● **Directions for this task**
For each line in the material below that holds "date", copy that line.

====================

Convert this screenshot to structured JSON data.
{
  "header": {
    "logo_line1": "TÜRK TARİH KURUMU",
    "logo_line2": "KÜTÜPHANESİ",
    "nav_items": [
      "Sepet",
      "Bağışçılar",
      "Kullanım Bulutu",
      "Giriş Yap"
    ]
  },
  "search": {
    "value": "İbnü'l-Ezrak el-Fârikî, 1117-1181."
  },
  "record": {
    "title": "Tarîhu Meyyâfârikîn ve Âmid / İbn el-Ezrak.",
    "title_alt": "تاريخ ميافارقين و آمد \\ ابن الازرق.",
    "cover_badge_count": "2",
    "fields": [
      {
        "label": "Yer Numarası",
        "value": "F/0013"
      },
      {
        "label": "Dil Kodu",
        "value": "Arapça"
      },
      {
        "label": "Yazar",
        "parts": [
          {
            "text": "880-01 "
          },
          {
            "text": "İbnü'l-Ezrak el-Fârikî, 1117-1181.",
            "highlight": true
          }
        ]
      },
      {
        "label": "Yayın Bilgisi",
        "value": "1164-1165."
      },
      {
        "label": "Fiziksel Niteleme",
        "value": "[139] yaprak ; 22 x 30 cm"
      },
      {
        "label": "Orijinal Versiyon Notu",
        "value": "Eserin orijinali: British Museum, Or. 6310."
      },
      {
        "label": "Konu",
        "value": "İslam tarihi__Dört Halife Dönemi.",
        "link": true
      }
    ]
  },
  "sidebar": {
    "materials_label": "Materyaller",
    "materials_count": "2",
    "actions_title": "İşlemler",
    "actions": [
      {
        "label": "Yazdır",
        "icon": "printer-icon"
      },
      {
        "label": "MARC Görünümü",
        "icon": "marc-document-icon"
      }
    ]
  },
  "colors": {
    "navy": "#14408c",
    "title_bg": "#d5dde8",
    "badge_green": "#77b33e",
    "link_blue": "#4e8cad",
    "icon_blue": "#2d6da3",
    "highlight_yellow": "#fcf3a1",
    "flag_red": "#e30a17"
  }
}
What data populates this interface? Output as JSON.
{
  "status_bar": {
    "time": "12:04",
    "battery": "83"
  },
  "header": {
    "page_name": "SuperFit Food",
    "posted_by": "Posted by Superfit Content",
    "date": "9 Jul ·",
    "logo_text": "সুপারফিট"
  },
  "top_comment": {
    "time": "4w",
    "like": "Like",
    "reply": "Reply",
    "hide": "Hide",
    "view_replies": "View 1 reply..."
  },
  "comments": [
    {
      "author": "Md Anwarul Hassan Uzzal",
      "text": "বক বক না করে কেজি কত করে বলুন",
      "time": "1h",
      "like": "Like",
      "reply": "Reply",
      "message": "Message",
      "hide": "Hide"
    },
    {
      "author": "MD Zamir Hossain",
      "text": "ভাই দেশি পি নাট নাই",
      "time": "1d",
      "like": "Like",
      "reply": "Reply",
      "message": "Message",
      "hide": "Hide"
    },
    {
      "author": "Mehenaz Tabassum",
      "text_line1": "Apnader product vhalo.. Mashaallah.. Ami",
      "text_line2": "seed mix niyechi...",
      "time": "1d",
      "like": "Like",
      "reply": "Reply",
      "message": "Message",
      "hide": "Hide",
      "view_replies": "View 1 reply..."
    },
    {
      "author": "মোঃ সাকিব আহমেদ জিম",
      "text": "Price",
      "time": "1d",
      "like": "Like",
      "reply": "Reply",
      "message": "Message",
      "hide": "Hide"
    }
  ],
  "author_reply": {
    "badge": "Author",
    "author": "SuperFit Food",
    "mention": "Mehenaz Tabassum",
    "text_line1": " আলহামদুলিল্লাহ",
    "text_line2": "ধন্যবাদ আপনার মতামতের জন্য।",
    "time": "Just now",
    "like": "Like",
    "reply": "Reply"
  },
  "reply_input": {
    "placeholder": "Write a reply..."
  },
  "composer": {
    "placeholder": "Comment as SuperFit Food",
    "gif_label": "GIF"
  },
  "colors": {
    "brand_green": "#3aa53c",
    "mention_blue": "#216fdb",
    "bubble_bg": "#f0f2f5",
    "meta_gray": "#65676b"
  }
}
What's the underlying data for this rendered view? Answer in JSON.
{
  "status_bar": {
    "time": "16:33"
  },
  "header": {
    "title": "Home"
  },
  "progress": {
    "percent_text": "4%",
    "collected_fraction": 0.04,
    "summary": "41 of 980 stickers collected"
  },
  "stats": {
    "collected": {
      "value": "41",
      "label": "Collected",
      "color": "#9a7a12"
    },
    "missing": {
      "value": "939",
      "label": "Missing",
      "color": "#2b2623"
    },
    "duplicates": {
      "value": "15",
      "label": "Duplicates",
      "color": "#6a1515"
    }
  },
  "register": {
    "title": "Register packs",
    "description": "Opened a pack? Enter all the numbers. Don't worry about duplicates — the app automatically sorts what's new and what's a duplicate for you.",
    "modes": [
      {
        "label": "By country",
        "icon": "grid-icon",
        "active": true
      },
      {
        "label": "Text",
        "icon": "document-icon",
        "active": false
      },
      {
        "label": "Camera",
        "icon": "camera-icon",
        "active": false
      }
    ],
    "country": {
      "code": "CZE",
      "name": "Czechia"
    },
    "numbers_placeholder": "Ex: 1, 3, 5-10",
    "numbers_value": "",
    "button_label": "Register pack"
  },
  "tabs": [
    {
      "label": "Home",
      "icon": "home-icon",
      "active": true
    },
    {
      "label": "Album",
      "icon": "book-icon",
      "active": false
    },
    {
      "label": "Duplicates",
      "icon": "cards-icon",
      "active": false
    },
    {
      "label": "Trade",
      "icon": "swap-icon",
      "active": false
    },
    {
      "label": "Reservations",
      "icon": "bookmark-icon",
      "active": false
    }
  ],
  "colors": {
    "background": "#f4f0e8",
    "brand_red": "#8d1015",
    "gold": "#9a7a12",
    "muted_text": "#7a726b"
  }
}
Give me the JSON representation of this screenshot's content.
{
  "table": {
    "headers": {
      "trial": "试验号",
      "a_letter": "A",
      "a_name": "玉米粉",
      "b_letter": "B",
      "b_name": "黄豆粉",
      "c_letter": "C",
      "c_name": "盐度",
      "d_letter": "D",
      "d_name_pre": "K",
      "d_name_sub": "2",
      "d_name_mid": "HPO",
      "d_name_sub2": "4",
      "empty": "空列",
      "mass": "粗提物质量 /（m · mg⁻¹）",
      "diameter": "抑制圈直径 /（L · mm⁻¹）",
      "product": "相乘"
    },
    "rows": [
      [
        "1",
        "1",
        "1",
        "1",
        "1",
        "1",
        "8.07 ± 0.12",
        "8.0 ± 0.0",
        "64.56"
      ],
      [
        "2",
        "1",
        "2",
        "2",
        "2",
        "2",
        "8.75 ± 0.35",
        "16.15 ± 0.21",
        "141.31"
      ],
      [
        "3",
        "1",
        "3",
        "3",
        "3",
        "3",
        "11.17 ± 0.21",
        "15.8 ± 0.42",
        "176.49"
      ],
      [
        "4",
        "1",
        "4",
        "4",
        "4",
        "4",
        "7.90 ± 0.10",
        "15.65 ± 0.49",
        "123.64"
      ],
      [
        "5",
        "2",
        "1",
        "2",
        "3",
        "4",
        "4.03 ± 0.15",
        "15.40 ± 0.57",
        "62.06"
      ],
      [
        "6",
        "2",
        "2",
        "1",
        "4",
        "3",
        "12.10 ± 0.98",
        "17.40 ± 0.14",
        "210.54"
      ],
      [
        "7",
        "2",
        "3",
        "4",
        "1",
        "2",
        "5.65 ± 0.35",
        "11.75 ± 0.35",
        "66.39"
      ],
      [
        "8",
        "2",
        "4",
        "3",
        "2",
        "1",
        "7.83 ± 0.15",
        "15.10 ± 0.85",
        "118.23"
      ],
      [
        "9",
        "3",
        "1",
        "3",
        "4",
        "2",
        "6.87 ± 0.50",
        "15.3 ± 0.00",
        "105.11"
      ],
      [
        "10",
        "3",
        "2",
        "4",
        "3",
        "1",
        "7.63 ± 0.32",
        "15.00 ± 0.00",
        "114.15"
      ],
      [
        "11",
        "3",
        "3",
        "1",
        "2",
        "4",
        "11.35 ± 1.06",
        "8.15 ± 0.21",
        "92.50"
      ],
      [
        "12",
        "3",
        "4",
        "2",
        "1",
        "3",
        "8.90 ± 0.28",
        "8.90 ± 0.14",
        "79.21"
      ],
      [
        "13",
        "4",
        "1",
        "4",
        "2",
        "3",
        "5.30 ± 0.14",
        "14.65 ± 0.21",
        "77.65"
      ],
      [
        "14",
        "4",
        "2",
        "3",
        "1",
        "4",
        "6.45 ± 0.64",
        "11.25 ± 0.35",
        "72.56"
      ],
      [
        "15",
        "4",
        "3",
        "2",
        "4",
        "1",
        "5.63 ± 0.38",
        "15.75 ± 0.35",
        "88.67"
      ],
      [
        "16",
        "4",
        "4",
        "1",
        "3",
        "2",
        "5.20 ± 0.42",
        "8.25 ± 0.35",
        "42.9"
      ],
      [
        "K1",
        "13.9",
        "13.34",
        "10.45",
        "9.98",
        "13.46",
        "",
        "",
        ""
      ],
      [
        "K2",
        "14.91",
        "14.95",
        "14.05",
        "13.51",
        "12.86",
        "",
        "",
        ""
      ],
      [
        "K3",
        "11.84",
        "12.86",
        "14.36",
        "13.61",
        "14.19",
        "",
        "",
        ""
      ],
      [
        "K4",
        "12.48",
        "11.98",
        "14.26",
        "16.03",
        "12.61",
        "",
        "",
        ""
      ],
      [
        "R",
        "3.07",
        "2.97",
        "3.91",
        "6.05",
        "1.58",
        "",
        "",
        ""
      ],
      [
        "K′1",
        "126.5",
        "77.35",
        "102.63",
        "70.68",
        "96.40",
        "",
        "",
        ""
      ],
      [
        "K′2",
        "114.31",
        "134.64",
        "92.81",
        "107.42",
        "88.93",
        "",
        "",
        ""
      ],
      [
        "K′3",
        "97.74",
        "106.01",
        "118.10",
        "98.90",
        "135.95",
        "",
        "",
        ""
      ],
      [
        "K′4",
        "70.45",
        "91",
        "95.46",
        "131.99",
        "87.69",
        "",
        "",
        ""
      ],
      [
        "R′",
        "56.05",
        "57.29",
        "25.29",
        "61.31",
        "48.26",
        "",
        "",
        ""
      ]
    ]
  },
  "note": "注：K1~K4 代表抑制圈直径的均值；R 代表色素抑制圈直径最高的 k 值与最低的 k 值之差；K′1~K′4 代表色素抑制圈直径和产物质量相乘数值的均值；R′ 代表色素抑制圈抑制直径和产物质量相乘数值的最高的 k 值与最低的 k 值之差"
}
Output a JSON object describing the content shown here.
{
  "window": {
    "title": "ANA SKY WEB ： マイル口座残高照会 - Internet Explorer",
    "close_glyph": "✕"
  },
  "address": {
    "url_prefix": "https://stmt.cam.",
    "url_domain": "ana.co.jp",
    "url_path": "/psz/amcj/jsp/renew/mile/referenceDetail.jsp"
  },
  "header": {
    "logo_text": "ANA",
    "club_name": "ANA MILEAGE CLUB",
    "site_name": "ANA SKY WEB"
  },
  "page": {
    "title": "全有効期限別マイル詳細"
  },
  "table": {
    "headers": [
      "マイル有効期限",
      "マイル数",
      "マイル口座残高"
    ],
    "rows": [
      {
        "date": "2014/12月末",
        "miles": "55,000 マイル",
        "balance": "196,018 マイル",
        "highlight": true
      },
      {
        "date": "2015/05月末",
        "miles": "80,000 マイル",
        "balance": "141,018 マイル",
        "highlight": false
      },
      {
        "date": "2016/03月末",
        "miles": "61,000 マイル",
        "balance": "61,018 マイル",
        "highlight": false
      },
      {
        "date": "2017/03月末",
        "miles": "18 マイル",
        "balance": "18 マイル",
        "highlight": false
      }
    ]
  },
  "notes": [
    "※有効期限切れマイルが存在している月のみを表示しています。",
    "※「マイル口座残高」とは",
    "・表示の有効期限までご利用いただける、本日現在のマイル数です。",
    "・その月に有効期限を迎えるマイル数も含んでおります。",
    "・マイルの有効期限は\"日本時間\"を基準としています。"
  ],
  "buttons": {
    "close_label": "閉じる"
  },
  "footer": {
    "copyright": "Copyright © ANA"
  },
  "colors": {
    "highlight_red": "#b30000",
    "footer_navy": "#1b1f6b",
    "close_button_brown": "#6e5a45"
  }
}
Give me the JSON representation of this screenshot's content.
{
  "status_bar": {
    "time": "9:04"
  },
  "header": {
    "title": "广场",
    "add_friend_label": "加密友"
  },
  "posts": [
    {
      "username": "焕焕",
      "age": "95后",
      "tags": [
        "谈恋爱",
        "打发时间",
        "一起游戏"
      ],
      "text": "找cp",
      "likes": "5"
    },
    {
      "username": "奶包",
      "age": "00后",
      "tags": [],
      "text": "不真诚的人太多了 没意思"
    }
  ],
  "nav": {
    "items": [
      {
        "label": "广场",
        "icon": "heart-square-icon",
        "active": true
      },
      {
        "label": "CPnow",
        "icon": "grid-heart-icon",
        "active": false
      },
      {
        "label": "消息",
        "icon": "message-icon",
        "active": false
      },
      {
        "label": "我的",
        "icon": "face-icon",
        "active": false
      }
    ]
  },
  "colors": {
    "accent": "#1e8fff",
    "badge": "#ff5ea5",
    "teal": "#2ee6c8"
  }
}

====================

● **Expected answer**
    "date": "9 Jul ·",
        "date": "2014/12月末",
        "date": "2015/05月末",
        "date": "2016/03月末",
        "date": "2017/03月末",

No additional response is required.